Today the Australian stock market ASX confirmed there will likely be a delay in the go-live of its blockchain-based post-trade solution CHESS, which is currently scheduled for April 2023. Assuming it is delayed, it will be at least the third delay in the project that commenced in 2016.
As a replacement of the current CHESS system, the new version uses blockchain and smart contracts for clearing and settlement, enabling greater automation and efficiency in post trade processes. The CHESS solution is based on Digital Assets’ smart contract language DAML and VMWare’s enterprise blockchain.
The next iteration of code from its technology partner, Digital Asset, was scheduled to be deployed in April and has been pushed back to July. This release incorporates “non-functional tuning” and code fixes identified by customers. ASX will share additional timeline details in April.

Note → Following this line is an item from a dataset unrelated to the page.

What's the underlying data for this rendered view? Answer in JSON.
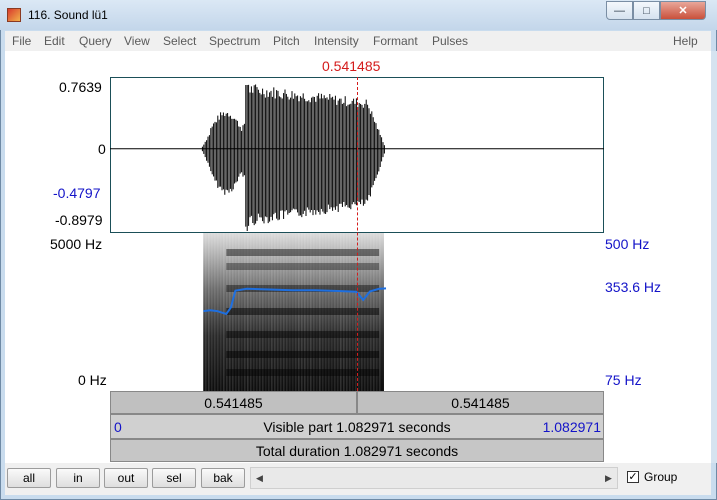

These software changes follow the November 2021 launch of the first iteration of the CHESS Industry Test Environment (ITE1). While service providers and stock market developers previously had access before this date, it was for limited functionality and low volumes.

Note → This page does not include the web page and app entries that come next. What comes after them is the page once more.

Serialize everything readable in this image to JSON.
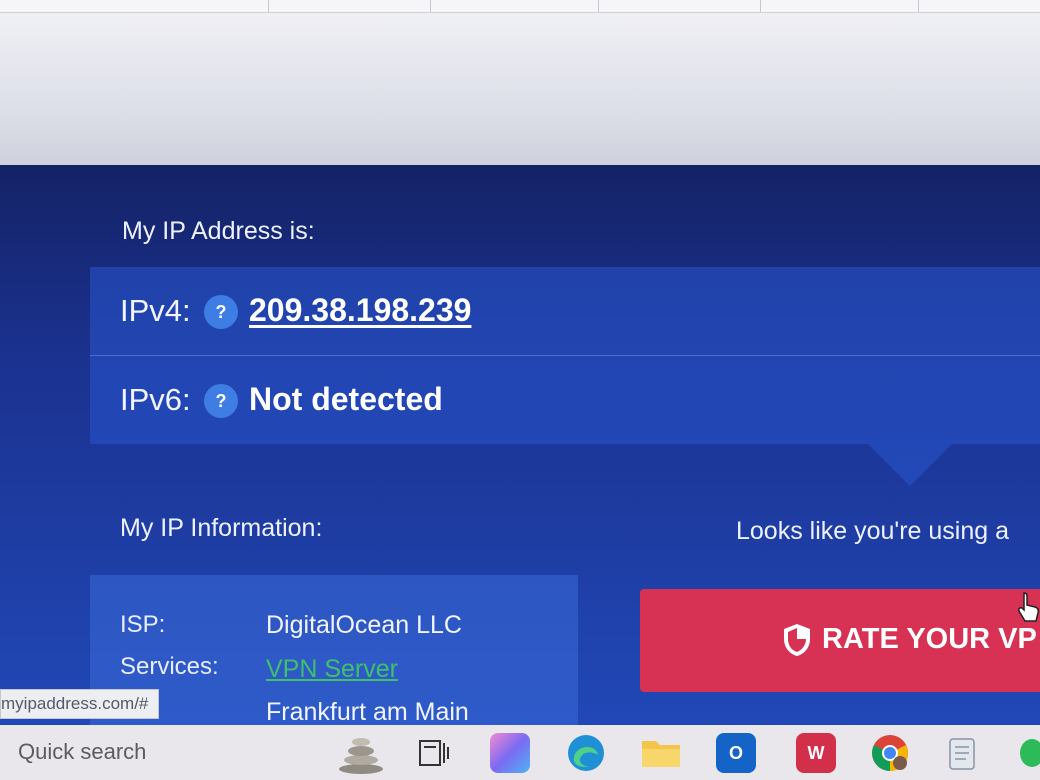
{
  "header": {
    "title": "My IP Address is:"
  },
  "ip": {
    "v4_label": "IPv4:",
    "v4_value": "209.38.198.239",
    "v6_label": "IPv6:",
    "v6_value": "Not detected",
    "help_glyph": "?"
  },
  "info": {
    "title": "My IP Information:",
    "vpn_notice": "Looks like you're using a",
    "rows": [
      {
        "key": "ISP:",
        "value": "DigitalOcean LLC"
      },
      {
        "key": "Services:",
        "value": "VPN Server"
      },
      {
        "key": "",
        "value": "Frankfurt am Main"
      }
    ]
  },
  "cta": {
    "label": "RATE YOUR VP"
  },
  "status_bar": {
    "url": "myipaddress.com/#"
  },
  "taskbar": {
    "search_placeholder": "Quick search",
    "icons": [
      "stones-widget-icon",
      "task-view-icon",
      "copilot-icon",
      "edge-icon",
      "file-explorer-icon",
      "outlook-icon",
      "wps-office-icon",
      "chrome-icon",
      "notepad-icon"
    ]
  },
  "colors": {
    "panel_top": "#142266",
    "panel_bottom": "#2148b7",
    "help_badge": "#3e7de4",
    "cta": "#d73254",
    "link_green": "#3fc06a"
  }
}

Also in November, Australian Securities & Investments Commission, ASIC insisted that there be an independent review over the progress of CHESS and whether it is fit for purposes. That followed an IBM report that found an outage of the existing ASX operational system in 2020 resulted from a software upgrade that was not ready to go live.
EY’s review of CHESS
EY is responsible for ASIC’s regulatory review of CHESS and published its initial report in late February. Overall it found that the blockchain CHESS replacement is fit for purpose but highlighted some reservations, particularly regarding testing. These are mainly related to the timing of tests and the level of details in requirements.
With regard to milestones and timing, EY noted that for the first test environment (ITE1), because there was a delay being ready to deploy, the ASX internal auditor’s review was more limited than intended before launch. For the next iteration (ITE2), the plan was to conduct the review post launch. While this is still a test environment, EY stated there should be pre and post launch tests where it’s not practical to review in full prior to launch.
EY made multiple observations about the need for more detail in requirements. One area concerns future tests: “The scope is stated as a single objective statement, with no further articulation of areas to test, the approach to testing, or the effort for the activity,” says EY’s report. Similarly, it recommends greater detail for governance and change management procedures.
Meanwhile, the ASX has encountered significant pushback by market participants, particularly from share registrars. That’s because CHESS’s greater efficiency will mean some of the share registrar’s functionality may no longer be needed.